Bengal Famine of 1770: The Bengal Famine of 1770 remains a poignant and tragic chapter in the history of colonial India, with its devastating impact on the lives of millions and its role in shaping Indian attitudes toward British colonialism.
Bengal Famine of 1770
The Bengal Famine of 1770 was a devastating famine that occurred in the Bengal region of India, which was then under the rule of the British East India Company. This famine, also known as the Great Bengal Famine of 1770, is considered one of the most severe famines in recorded history and had profound consequences for the region. Here are the key details about the Bengal Famine of 1770:
- Monsoonal Failure: The primary cause of the famine was the failure of the monsoon rains in 1768 and 1769. This resulted in crop failures and widespread food shortages. The monsoon failure was likely linked to climatic factors.
- Land Revenue Policies: The British East India Company had established a system of land revenue collection that placed a heavy burden on the local population. The revenue demands were inflexible and did not account for the difficulties faced by farmers during times of crop failure.
- Hoarding by Traders: Grain traders and merchants hoarded food supplies, which further exacerbated the scarcity of food and led to skyrocketing prices.
- High Population Density: Bengal had a high population density, and any disruption in food supply had severe consequences for the region.
- High Mortality: The Bengal Famine of 1770 led to a massive loss of life. It is estimated that as many as 10 million people, or about one-third of the population of Bengal, perished during the famine.
- Economic Consequences: The famine resulted in economic hardship and impoverishment for those who survived.
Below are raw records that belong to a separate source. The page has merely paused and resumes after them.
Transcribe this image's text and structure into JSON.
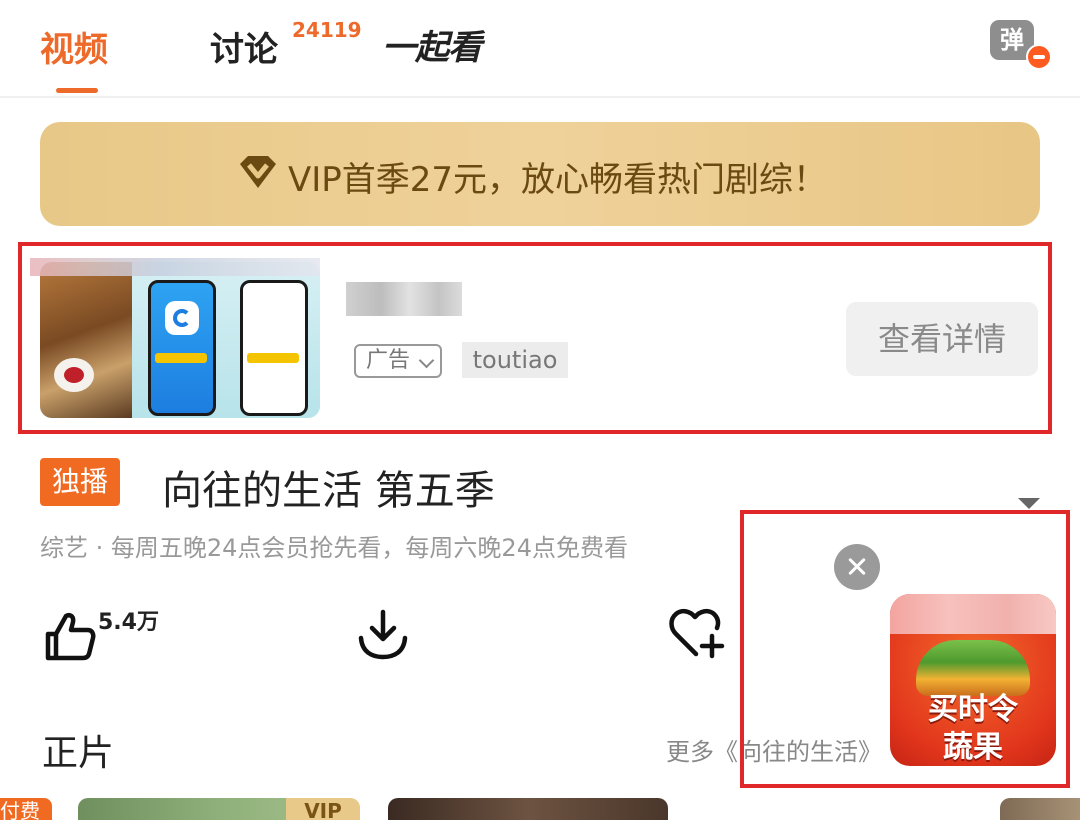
{
  "tabs": {
    "video": "视频",
    "discuss": "讨论",
    "discuss_count": "24119",
    "watch_together_prefix": "一起",
    "watch_together_2": "看",
    "danmu": "弹"
  },
  "vip_banner": {
    "text": "VIP首季27元，放心畅看热门剧综！"
  },
  "ad": {
    "badge": "广告",
    "source": "toutiao",
    "button": "查看详情"
  },
  "show": {
    "exclusive_tag": "独播",
    "title": "向往的生活 第五季",
    "meta": "综艺 · 每周五晚24点会员抢先看，每周六晚24点免费看",
    "likes": "5.4万"
  },
  "section": {
    "title": "正片",
    "more": "更多《向往的生活》"
  },
  "float_ad": {
    "line1": "买时令",
    "line2": "蔬果"
  },
  "bottom_row": {
    "tag": "付费",
    "vip": "VIP"
  },
  "colors": {
    "accent": "#ee6a2b",
    "highlight_border": "#e0282b",
    "vip_gold": "#e8c887"
  }
}
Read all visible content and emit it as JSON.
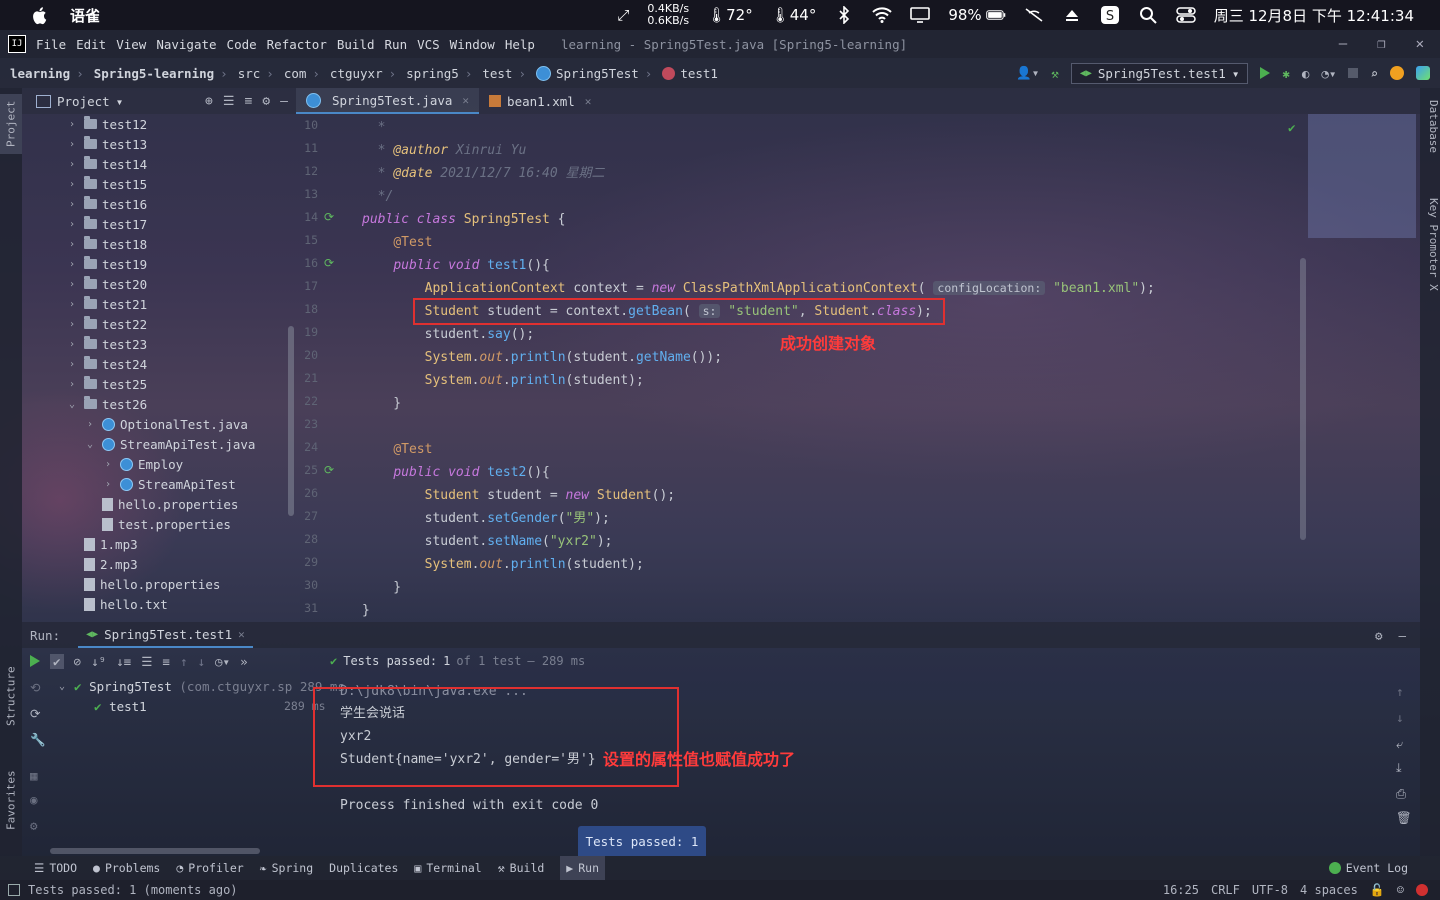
{
  "menubar": {
    "app_name": "语雀",
    "net_up": "0.4KB/s",
    "net_down": "0.6KB/s",
    "temp1": "72°",
    "temp2": "44°",
    "battery": "98%",
    "datetime": "周三 12月8日 下午 12:41:34"
  },
  "ide_menu": {
    "items": [
      "File",
      "Edit",
      "View",
      "Navigate",
      "Code",
      "Refactor",
      "Build",
      "Run",
      "VCS",
      "Window",
      "Help"
    ],
    "window_title": "learning - Spring5Test.java [Spring5-learning]"
  },
  "breadcrumb": [
    "learning",
    "Spring5-learning",
    "src",
    "com",
    "ctguyxr",
    "spring5",
    "test",
    "Spring5Test",
    "test1"
  ],
  "run_config": "Spring5Test.test1",
  "project_panel": {
    "title": "Project",
    "nodes": [
      {
        "label": "test12",
        "depth": 0,
        "kind": "folder",
        "open": false
      },
      {
        "label": "test13",
        "depth": 0,
        "kind": "folder",
        "open": false
      },
      {
        "label": "test14",
        "depth": 0,
        "kind": "folder",
        "open": false
      },
      {
        "label": "test15",
        "depth": 0,
        "kind": "folder",
        "open": false
      },
      {
        "label": "test16",
        "depth": 0,
        "kind": "folder",
        "open": false
      },
      {
        "label": "test17",
        "depth": 0,
        "kind": "folder",
        "open": false
      },
      {
        "label": "test18",
        "depth": 0,
        "kind": "folder",
        "open": false
      },
      {
        "label": "test19",
        "depth": 0,
        "kind": "folder",
        "open": false
      },
      {
        "label": "test20",
        "depth": 0,
        "kind": "folder",
        "open": false
      },
      {
        "label": "test21",
        "depth": 0,
        "kind": "folder",
        "open": false
      },
      {
        "label": "test22",
        "depth": 0,
        "kind": "folder",
        "open": false
      },
      {
        "label": "test23",
        "depth": 0,
        "kind": "folder",
        "open": false
      },
      {
        "label": "test24",
        "depth": 0,
        "kind": "folder",
        "open": false
      },
      {
        "label": "test25",
        "depth": 0,
        "kind": "folder",
        "open": false
      },
      {
        "label": "test26",
        "depth": 0,
        "kind": "folder",
        "open": true
      },
      {
        "label": "OptionalTest.java",
        "depth": 1,
        "kind": "class",
        "open": false
      },
      {
        "label": "StreamApiTest.java",
        "depth": 1,
        "kind": "class",
        "open": true
      },
      {
        "label": "Employ",
        "depth": 2,
        "kind": "class",
        "open": false
      },
      {
        "label": "StreamApiTest",
        "depth": 2,
        "kind": "class",
        "open": false
      },
      {
        "label": "hello.properties",
        "depth": 1,
        "kind": "file",
        "open": null
      },
      {
        "label": "test.properties",
        "depth": 1,
        "kind": "file",
        "open": null
      },
      {
        "label": "1.mp3",
        "depth": -1,
        "kind": "file",
        "open": null
      },
      {
        "label": "2.mp3",
        "depth": -1,
        "kind": "file",
        "open": null
      },
      {
        "label": "hello.properties",
        "depth": -1,
        "kind": "file",
        "open": null
      },
      {
        "label": "hello.txt",
        "depth": -1,
        "kind": "file",
        "open": null
      }
    ]
  },
  "editor": {
    "tabs": [
      {
        "label": "Spring5Test.java",
        "active": true
      },
      {
        "label": "bean1.xml",
        "active": false
      }
    ],
    "line_numbers": [
      "10",
      "11",
      "12",
      "13",
      "14",
      "15",
      "16",
      "17",
      "18",
      "19",
      "20",
      "21",
      "22",
      "23",
      "24",
      "25",
      "26",
      "27",
      "28",
      "29",
      "30",
      "31"
    ],
    "annotation_1": "成功创建对象"
  },
  "run_panel": {
    "label": "Run:",
    "tab": "Spring5Test.test1",
    "status_prefix": "Tests passed:",
    "status_count": "1",
    "status_of": "of 1 test",
    "status_time": "– 289 ms",
    "tests": [
      {
        "name": "Spring5Test",
        "detail": "(com.ctguyxr.sp",
        "time": "289 ms"
      },
      {
        "name": "test1",
        "detail": "",
        "time": "289 ms"
      }
    ],
    "console_lines": [
      "D:\\jdk8\\bin\\java.exe ...",
      "学生会说话",
      "yxr2",
      "Student{name='yxr2', gender='男'}",
      "",
      "Process finished with exit code 0"
    ],
    "annotation_2": "设置的属性值也赋值成功了",
    "popup": "Tests passed: 1"
  },
  "tool_windows": [
    "TODO",
    "Problems",
    "Profiler",
    "Spring",
    "Duplicates",
    "Terminal",
    "Build",
    "Run"
  ],
  "event_log": "Event Log",
  "left_strip": [
    "Project",
    "Structure",
    "Favorites"
  ],
  "right_strip": [
    "Database",
    "Key Promoter X"
  ],
  "status_bar": {
    "message": "Tests passed: 1 (moments ago)",
    "position": "16:25",
    "line_sep": "CRLF",
    "encoding": "UTF-8",
    "indent": "4 spaces"
  }
}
Land values plummeted, and many peasants were unable to pay their land revenue, leading to land seizures and further economic distress.
- Migration: Many people were forced to migrate in search of food and livelihoods, leading to the dislocation of communities and the spread of disease.
- Social Disruption: The social fabric of Bengal was deeply affected, with families torn apart, and communities disrupted.
British Response and Criticism: The British East India Company’s response to the famine was widely criticized. The company’s land revenue policies and its lack of effective relief efforts were seen as contributing factors to the scale of the disaster. Critics accused the British of profiteering and neglecting the welfare of the Indian population.
Legacy: The Bengal Famine of 1770 had long-lasting effects on the region. It contributed to growing distrust and hostility toward British colonial rule and land revenue policies. It also highlighted the need for more humane and responsive policies to address the food security and welfare of the Indian population.
By Team Learning Mantras